- THE PROBLEM -
Pick every line from the data that holds the word "into".

** DATA follows **

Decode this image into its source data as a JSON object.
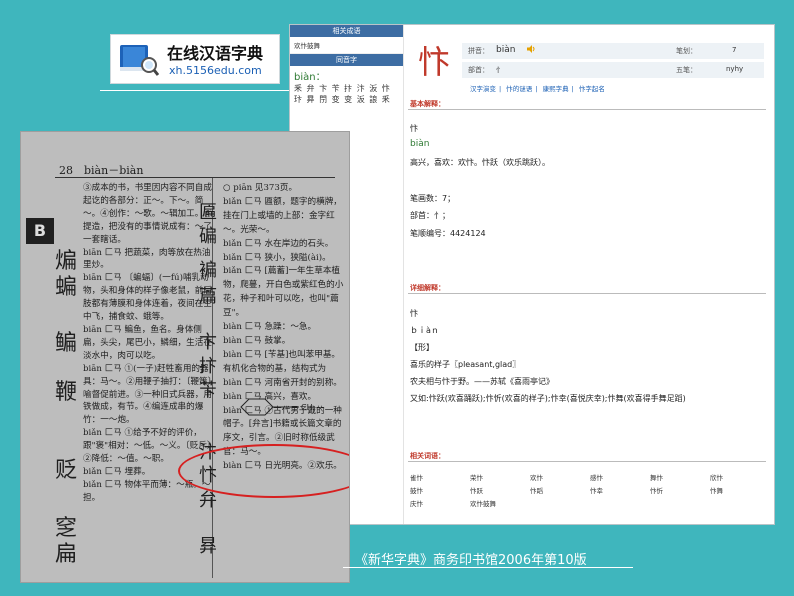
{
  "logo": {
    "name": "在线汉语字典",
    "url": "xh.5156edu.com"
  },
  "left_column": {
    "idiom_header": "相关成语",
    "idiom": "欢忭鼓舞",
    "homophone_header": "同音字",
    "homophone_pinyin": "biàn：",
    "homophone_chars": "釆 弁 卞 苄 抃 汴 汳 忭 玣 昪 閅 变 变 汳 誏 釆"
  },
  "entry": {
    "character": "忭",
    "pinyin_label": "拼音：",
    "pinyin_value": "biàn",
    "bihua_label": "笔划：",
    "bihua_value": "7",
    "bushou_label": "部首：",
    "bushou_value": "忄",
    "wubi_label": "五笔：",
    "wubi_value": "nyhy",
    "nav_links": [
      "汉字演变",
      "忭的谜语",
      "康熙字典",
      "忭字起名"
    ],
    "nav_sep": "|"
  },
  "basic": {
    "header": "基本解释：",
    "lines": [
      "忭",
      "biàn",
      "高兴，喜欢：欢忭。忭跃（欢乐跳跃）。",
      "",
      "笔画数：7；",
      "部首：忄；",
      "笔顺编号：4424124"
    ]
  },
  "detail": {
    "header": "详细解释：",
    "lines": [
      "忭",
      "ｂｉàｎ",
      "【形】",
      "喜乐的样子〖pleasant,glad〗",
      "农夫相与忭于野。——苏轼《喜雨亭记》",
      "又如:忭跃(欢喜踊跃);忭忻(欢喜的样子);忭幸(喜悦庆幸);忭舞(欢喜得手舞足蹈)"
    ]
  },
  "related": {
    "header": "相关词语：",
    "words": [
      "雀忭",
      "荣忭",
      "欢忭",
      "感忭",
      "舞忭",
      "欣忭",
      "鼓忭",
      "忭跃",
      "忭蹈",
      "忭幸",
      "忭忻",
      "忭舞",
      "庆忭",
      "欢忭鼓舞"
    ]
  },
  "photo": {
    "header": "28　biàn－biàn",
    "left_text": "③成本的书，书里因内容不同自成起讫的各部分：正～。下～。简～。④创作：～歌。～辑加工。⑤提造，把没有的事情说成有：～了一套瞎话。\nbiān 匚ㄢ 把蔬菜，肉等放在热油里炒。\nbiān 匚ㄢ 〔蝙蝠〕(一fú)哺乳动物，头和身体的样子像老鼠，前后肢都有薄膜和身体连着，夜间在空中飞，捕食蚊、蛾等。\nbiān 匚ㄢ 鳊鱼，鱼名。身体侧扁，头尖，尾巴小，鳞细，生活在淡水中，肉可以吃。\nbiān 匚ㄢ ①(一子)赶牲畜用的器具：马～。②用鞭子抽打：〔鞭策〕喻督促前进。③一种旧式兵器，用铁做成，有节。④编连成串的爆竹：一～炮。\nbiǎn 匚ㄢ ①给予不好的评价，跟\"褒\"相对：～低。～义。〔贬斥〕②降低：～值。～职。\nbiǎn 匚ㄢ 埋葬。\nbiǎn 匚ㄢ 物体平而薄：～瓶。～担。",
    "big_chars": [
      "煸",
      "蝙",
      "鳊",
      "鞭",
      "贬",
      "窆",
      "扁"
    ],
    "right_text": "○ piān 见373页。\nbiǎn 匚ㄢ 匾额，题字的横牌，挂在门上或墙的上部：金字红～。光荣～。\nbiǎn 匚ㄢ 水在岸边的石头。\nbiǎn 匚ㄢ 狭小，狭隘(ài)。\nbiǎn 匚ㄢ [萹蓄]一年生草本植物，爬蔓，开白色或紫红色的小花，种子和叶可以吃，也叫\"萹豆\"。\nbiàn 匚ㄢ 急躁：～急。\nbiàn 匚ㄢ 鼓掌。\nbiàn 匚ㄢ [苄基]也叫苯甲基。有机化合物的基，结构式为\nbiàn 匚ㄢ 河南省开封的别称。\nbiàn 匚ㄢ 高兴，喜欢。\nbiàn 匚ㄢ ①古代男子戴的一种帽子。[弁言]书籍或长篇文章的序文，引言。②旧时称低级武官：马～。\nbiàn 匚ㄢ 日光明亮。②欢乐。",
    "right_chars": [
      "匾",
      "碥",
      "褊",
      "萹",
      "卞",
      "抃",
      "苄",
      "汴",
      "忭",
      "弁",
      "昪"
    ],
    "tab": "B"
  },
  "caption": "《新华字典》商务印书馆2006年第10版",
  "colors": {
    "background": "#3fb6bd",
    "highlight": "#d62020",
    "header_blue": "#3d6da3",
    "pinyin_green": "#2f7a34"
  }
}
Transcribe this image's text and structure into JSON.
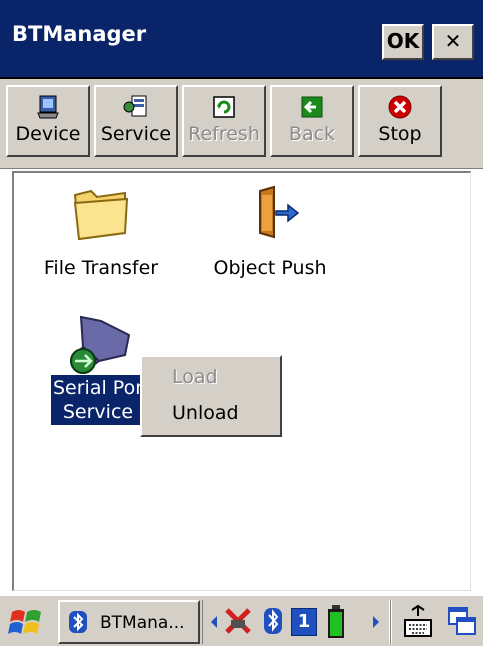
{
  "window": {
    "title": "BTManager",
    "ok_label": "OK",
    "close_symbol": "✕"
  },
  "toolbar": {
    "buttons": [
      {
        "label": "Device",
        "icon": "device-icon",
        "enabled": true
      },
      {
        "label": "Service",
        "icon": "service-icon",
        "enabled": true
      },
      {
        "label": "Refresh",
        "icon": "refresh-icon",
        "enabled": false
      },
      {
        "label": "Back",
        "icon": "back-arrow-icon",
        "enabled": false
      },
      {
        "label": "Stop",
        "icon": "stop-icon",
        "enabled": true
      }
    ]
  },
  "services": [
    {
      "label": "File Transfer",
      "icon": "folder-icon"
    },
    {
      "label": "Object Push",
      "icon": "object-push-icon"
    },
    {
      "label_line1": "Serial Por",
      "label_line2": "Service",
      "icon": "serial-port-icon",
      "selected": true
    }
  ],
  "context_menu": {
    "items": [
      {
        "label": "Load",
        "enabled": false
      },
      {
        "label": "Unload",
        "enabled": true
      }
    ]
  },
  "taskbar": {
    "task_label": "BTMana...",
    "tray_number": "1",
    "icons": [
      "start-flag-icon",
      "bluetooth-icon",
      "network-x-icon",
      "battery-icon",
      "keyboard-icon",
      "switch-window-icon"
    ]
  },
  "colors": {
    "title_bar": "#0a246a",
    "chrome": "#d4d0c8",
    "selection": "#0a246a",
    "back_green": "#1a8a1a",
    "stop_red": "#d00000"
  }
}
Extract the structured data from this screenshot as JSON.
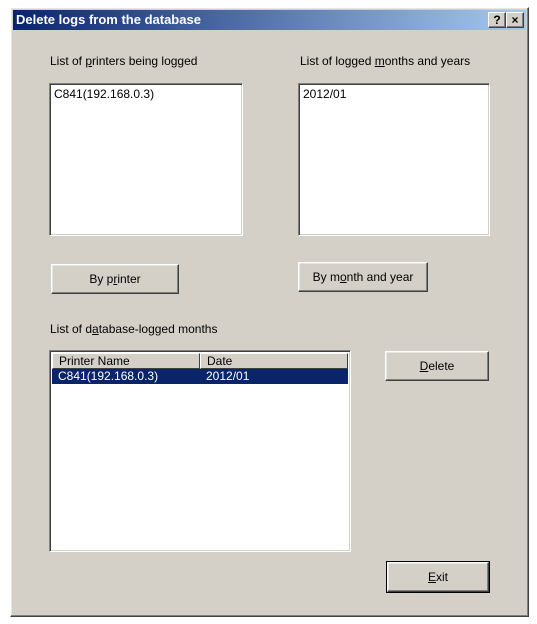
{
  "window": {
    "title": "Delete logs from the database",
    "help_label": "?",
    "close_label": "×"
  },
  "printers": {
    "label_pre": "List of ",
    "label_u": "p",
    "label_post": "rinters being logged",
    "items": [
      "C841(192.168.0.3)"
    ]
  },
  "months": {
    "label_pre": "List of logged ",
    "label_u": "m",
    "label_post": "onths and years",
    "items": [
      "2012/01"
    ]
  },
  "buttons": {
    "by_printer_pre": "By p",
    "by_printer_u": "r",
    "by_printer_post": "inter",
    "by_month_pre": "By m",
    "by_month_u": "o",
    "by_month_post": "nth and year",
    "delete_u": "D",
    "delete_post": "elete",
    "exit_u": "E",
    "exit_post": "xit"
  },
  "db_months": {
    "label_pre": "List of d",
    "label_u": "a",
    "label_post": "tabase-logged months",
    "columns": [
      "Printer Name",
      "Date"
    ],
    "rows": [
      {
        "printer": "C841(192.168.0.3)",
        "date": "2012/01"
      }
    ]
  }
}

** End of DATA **

- EXERCISE SOLUTION -
Decode this image into its source data as a JSON object.
Transcribe this image's text and structure into JSON.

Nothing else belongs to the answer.